▸ Interface dataset entries:

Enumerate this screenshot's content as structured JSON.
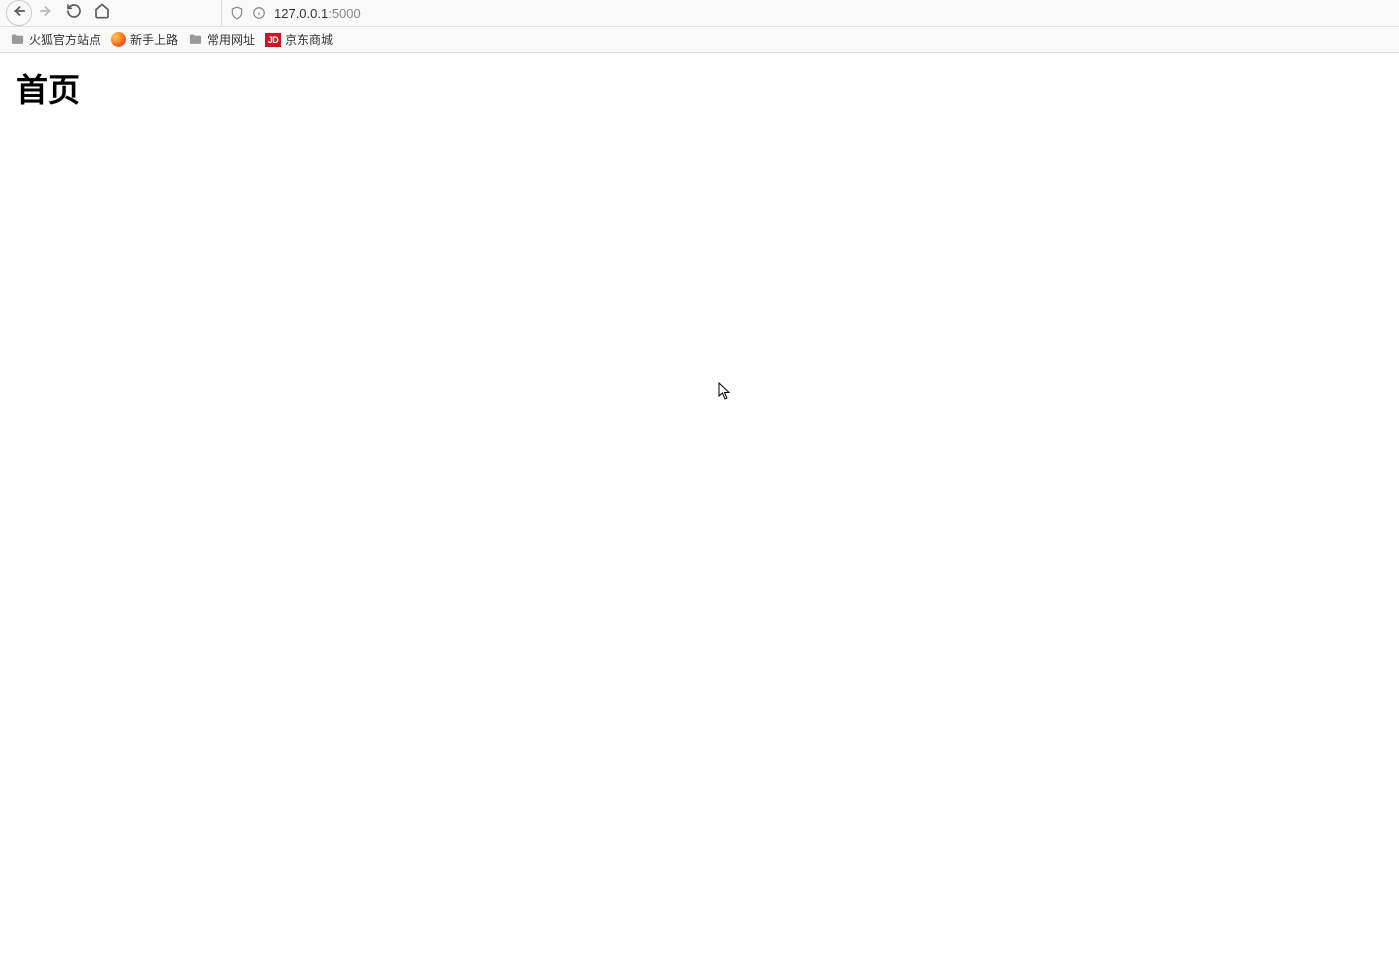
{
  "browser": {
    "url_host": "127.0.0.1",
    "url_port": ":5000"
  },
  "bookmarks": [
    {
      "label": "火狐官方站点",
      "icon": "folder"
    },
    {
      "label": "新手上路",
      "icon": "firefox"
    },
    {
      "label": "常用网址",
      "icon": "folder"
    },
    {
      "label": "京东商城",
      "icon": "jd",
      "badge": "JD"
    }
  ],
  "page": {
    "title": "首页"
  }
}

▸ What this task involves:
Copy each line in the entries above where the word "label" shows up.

▸ Solution for this problem:
      "label": "火狐官方站点",
      "label": "新手上路",
      "label": "常用网址",
      "label": "京东商城",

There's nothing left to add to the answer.